Exercise details:
Each line that contains "Found" needs to be copied from the listing.

* * * * *

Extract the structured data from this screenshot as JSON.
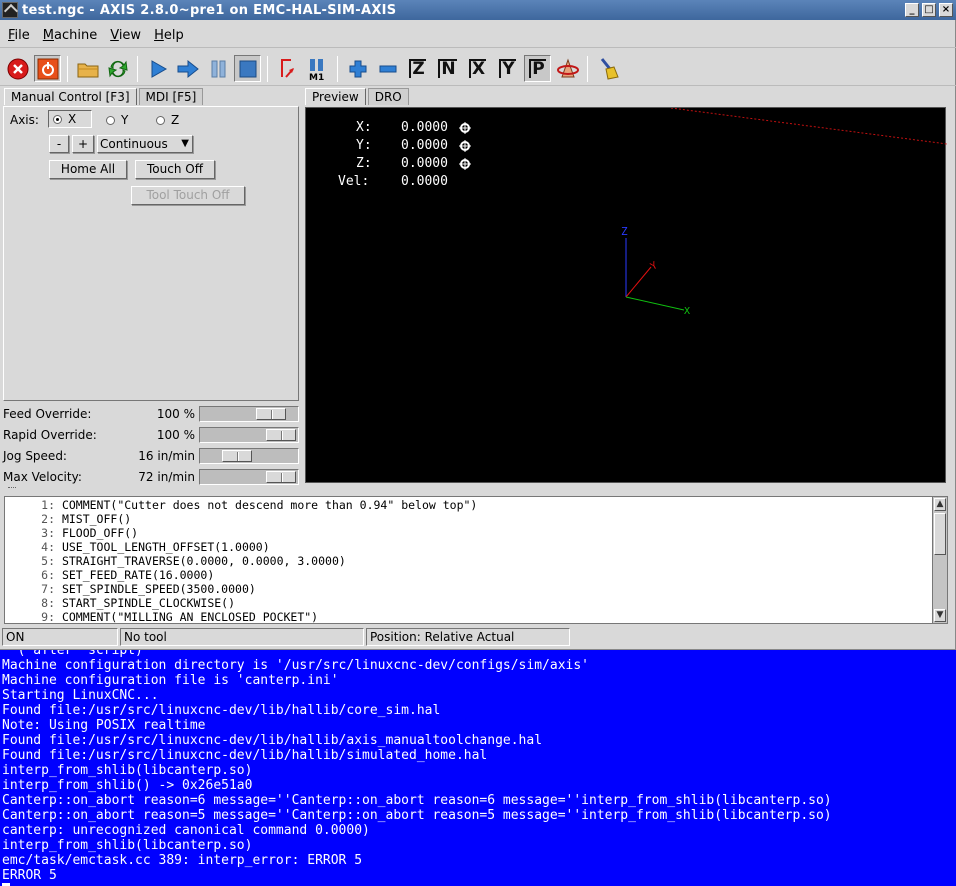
{
  "window": {
    "title": "test.ngc - AXIS 2.8.0~pre1 on EMC-HAL-SIM-AXIS"
  },
  "menu": {
    "items": [
      {
        "ul": "F",
        "rest": "ile"
      },
      {
        "ul": "M",
        "rest": "achine"
      },
      {
        "ul": "V",
        "rest": "iew"
      },
      {
        "ul": "H",
        "rest": "elp"
      }
    ]
  },
  "toolbar": {
    "icons": [
      "estop-icon",
      "power-icon",
      "open-file-icon",
      "reload-icon",
      "run-icon",
      "step-icon",
      "pause-icon",
      "stop-icon",
      "verify-icon",
      "optional-stop-icon",
      "zoom-in-icon",
      "zoom-out-icon",
      "view-z-icon",
      "view-z2-icon",
      "view-x-icon",
      "view-y-icon",
      "view-p-icon",
      "rotate-view-icon",
      "clear-plot-icon"
    ],
    "axis_labels": {
      "z": "Z",
      "z2": "N",
      "x": "X",
      "y": "Y",
      "p": "P"
    },
    "m1_label": "M1"
  },
  "left_tabs": [
    "Manual Control [F3]",
    "MDI [F5]"
  ],
  "manual": {
    "axis_label": "Axis:",
    "axes": [
      "X",
      "Y",
      "Z"
    ],
    "selected_axis": "X",
    "minus": "-",
    "plus": "+",
    "jog_mode": "Continuous",
    "home_all": "Home All",
    "touch_off": "Touch Off",
    "tool_touch_off": "Tool Touch Off"
  },
  "overrides": [
    {
      "label": "Feed Override:",
      "value": "100",
      "unit": "%",
      "level": 0.75
    },
    {
      "label": "Rapid Override:",
      "value": "100",
      "unit": "%",
      "level": 1.0
    },
    {
      "label": "Jog Speed:",
      "value": "16",
      "unit": "in/min",
      "level": 0.35
    },
    {
      "label": "Max Velocity:",
      "value": "72",
      "unit": "in/min",
      "level": 1.0
    }
  ],
  "preview_tabs": [
    "Preview",
    "DRO"
  ],
  "dro": {
    "x_label": "X:",
    "x": "0.0000",
    "y_label": "Y:",
    "y": "0.0000",
    "z_label": "Z:",
    "z": "0.0000",
    "vel_label": "Vel:",
    "vel": "0.0000"
  },
  "origin_axes": {
    "z": "Z",
    "y": "Y",
    "x": "X"
  },
  "gcode": [
    {
      "n": "1:",
      "text": "COMMENT(\"Cutter does not descend more than 0.94\" below top\")"
    },
    {
      "n": "2:",
      "text": "MIST_OFF()"
    },
    {
      "n": "3:",
      "text": "FLOOD_OFF()"
    },
    {
      "n": "4:",
      "text": "USE_TOOL_LENGTH_OFFSET(1.0000)"
    },
    {
      "n": "5:",
      "text": "STRAIGHT_TRAVERSE(0.0000, 0.0000, 3.0000)"
    },
    {
      "n": "6:",
      "text": "SET_FEED_RATE(16.0000)"
    },
    {
      "n": "7:",
      "text": "SET_SPINDLE_SPEED(3500.0000)"
    },
    {
      "n": "8:",
      "text": "START_SPINDLE_CLOCKWISE()"
    },
    {
      "n": "9:",
      "text": "COMMENT(\"MILLING AN ENCLOSED POCKET\")"
    }
  ],
  "status": {
    "state": "ON",
    "tool": "No tool",
    "position": "Position: Relative Actual"
  },
  "terminal": [
    "  ( after  script)",
    "Machine configuration directory is '/usr/src/linuxcnc-dev/configs/sim/axis'",
    "Machine configuration file is 'canterp.ini'",
    "Starting LinuxCNC...",
    "Found file:/usr/src/linuxcnc-dev/lib/hallib/core_sim.hal",
    "Note: Using POSIX realtime",
    "Found file:/usr/src/linuxcnc-dev/lib/hallib/axis_manualtoolchange.hal",
    "Found file:/usr/src/linuxcnc-dev/lib/hallib/simulated_home.hal",
    "interp_from_shlib(libcanterp.so)",
    "interp_from_shlib() -> 0x26e51a0",
    "Canterp::on_abort reason=6 message=''Canterp::on_abort reason=6 message=''interp_from_shlib(libcanterp.so)",
    "Canterp::on_abort reason=5 message=''Canterp::on_abort reason=5 message=''interp_from_shlib(libcanterp.so)",
    "canterp: unrecognized canonical command 0.0000)",
    "interp_from_shlib(libcanterp.so)",
    "emc/task/emctask.cc 389: interp_error: ERROR 5",
    "ERROR 5"
  ]
}
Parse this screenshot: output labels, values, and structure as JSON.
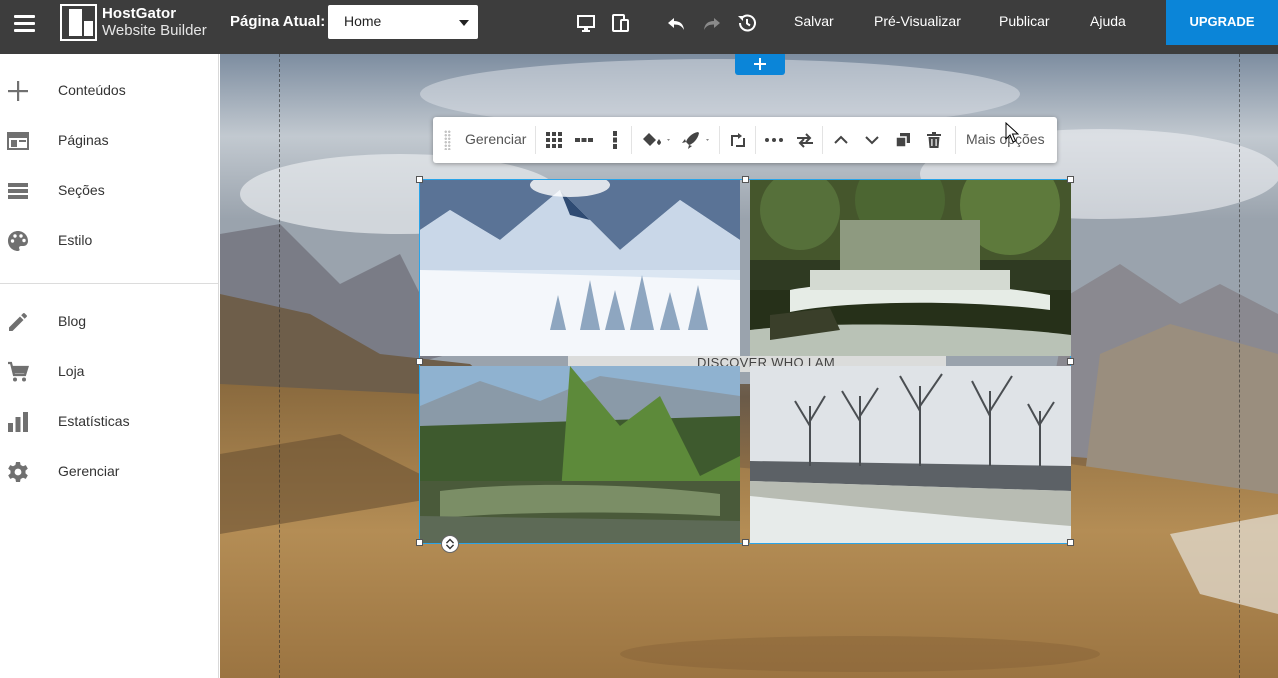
{
  "topbar": {
    "logo_line1": "HostGator",
    "logo_line2": "Website Builder",
    "page_label": "Página Atual:",
    "page_select_value": "Home",
    "save": "Salvar",
    "preview": "Pré-Visualizar",
    "publish": "Publicar",
    "help": "Ajuda",
    "upgrade": "UPGRADE"
  },
  "sidebar": {
    "items": [
      {
        "label": "Conteúdos",
        "icon": "plus-icon"
      },
      {
        "label": "Páginas",
        "icon": "pages-icon"
      },
      {
        "label": "Seções",
        "icon": "sections-icon"
      },
      {
        "label": "Estilo",
        "icon": "palette-icon"
      },
      {
        "label": "Blog",
        "icon": "pencil-icon"
      },
      {
        "label": "Loja",
        "icon": "cart-icon"
      },
      {
        "label": "Estatísticas",
        "icon": "bar-chart-icon"
      },
      {
        "label": "Gerenciar",
        "icon": "gear-icon"
      }
    ]
  },
  "element_toolbar": {
    "manage": "Gerenciar",
    "more_options": "Mais opções"
  },
  "canvas": {
    "hero_text": "DISCOVER WHO I AM"
  },
  "colors": {
    "topbar": "#3d3d3d",
    "accent": "#0b85d8",
    "selection": "#2aa4e8"
  }
}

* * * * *

Result of the exercise:
    "Found file:/usr/src/linuxcnc-dev/lib/hallib/core_sim.hal",
    "Found file:/usr/src/linuxcnc-dev/lib/hallib/axis_manualtoolchange.hal",
    "Found file:/usr/src/linuxcnc-dev/lib/hallib/simulated_home.hal",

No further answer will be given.